Copy each line below containing "author".

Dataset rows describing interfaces
☆ ☆ ☆ ☆
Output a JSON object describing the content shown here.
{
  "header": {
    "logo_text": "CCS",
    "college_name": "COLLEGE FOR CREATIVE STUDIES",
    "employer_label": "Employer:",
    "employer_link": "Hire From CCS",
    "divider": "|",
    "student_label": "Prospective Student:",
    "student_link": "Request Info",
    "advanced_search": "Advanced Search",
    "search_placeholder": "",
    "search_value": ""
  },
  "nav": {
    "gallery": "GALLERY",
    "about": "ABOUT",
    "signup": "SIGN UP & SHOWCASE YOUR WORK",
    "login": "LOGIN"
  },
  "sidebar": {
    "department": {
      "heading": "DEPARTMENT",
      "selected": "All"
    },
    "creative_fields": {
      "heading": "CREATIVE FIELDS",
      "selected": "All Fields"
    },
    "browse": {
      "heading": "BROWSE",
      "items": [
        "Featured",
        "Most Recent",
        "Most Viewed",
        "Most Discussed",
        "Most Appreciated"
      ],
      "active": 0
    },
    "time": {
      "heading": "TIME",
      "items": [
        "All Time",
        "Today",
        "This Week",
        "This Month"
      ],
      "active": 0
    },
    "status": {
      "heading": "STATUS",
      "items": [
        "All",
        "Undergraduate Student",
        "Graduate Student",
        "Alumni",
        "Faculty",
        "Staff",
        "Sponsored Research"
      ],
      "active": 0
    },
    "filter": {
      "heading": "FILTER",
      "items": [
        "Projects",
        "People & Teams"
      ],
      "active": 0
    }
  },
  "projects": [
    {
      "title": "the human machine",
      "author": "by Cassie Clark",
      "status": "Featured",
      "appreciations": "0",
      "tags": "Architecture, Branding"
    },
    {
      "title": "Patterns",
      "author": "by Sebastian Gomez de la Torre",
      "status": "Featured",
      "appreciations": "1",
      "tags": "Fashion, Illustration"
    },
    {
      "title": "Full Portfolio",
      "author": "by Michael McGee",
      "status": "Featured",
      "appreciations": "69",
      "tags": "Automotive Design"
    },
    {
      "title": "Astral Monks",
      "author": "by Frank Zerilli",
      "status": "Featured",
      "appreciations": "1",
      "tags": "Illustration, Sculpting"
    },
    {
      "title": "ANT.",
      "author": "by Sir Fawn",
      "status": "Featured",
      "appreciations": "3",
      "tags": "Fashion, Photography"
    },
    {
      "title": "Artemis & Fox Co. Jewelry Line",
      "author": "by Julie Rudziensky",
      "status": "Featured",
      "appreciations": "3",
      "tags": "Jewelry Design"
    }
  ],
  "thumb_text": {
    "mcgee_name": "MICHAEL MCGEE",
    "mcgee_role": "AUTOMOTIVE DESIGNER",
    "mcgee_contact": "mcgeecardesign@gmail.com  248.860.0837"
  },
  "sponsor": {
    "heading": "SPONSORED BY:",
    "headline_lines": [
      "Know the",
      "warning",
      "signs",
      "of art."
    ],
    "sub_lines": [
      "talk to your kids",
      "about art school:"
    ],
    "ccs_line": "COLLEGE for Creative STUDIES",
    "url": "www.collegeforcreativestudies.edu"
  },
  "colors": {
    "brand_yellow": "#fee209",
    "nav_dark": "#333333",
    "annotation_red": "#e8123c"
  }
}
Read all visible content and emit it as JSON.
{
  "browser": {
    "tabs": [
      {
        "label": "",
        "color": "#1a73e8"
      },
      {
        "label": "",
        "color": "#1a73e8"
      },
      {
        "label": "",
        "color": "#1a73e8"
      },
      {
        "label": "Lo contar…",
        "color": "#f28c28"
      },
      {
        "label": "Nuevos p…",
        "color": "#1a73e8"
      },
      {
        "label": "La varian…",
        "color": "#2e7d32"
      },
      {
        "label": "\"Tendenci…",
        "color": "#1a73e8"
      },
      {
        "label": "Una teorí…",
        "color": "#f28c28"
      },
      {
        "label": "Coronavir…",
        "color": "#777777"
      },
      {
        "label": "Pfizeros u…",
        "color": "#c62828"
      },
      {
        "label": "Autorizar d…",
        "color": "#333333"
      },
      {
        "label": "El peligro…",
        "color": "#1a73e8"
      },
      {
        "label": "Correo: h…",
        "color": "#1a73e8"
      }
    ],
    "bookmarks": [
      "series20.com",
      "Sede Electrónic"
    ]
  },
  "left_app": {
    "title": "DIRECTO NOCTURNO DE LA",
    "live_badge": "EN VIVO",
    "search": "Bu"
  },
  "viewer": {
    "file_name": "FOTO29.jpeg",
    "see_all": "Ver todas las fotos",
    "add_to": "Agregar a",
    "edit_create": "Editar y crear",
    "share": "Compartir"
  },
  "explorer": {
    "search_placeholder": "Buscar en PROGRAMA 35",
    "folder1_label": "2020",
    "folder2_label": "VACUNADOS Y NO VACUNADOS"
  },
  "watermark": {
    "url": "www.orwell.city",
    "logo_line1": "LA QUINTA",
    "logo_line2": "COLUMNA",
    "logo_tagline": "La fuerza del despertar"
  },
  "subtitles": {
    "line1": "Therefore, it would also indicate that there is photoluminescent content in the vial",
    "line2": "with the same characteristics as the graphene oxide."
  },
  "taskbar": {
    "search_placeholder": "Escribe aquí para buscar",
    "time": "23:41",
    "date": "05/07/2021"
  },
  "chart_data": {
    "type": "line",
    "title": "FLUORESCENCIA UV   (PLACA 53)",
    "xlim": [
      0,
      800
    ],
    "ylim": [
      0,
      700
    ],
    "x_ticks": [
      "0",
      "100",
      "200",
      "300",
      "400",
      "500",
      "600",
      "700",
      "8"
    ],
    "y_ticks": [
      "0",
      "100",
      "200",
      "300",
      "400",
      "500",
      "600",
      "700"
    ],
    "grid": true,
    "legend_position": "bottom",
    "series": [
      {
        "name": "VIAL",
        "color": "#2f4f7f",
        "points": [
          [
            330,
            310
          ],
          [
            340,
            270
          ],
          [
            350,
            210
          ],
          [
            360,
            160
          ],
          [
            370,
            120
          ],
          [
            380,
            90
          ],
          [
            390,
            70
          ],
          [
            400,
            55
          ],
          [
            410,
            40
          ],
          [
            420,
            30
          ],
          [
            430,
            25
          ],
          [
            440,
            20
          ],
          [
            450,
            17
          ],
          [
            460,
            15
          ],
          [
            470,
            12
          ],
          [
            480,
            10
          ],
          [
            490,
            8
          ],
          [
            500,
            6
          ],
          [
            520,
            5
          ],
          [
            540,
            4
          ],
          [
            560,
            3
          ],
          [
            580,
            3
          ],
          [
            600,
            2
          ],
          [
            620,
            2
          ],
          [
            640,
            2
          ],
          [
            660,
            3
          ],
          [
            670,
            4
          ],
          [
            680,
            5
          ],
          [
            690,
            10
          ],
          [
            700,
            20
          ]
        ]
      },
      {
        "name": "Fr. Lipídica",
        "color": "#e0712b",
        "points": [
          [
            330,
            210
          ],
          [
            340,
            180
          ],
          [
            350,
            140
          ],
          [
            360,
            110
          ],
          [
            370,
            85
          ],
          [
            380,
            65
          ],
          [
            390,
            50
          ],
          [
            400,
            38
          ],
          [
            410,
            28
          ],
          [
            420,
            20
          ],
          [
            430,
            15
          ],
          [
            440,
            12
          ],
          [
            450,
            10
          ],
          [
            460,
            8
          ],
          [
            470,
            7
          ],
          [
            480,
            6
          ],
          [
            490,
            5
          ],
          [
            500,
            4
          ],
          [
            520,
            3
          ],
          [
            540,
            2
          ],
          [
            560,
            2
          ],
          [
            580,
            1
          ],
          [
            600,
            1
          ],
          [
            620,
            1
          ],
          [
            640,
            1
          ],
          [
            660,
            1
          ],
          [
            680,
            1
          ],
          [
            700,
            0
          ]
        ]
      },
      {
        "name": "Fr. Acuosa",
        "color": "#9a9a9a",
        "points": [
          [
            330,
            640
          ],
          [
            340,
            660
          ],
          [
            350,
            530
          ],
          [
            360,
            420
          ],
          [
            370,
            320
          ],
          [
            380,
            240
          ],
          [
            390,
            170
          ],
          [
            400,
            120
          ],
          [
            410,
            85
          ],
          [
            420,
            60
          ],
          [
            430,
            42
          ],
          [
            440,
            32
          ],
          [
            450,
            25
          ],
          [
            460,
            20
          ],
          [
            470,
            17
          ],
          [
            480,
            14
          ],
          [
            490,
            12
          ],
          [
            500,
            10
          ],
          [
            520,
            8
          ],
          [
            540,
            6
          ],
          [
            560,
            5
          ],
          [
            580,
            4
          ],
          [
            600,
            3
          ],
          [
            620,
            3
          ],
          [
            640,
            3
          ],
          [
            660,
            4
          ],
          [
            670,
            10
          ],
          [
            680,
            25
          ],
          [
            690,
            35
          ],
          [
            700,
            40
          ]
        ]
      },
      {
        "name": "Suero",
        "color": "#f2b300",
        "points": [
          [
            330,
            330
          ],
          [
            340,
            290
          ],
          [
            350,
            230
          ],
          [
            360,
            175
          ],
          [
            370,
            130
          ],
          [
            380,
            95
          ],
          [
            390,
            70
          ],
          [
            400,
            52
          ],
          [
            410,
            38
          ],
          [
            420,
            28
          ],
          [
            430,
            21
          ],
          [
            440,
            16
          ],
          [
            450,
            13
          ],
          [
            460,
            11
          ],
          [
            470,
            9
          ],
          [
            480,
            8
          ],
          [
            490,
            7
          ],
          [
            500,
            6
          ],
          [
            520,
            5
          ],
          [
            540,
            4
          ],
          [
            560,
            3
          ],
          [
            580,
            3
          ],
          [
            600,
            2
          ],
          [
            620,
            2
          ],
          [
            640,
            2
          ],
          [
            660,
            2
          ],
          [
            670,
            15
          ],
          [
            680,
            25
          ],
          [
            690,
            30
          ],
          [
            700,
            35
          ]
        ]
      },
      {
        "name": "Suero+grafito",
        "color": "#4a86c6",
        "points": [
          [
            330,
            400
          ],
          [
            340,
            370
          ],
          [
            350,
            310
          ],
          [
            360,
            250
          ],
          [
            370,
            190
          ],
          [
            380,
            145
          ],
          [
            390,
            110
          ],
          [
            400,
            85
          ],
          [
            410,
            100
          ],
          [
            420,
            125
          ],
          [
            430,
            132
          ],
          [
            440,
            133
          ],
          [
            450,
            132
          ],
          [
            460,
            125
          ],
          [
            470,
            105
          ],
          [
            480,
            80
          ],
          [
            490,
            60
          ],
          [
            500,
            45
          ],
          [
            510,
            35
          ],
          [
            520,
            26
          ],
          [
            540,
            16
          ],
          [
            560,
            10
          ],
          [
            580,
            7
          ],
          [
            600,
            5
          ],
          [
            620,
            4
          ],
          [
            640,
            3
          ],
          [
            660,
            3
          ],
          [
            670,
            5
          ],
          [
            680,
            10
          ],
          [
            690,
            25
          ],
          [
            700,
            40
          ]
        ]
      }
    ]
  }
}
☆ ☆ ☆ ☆
**THE COMPLETED TASK:**
      "author": "by Cassie Clark",
      "author": "by Sebastian Gomez de la Torre",
      "author": "by Michael McGee",
      "author": "by Frank Zerilli",
      "author": "by Sir Fawn",
      "author": "by Julie Rudziensky",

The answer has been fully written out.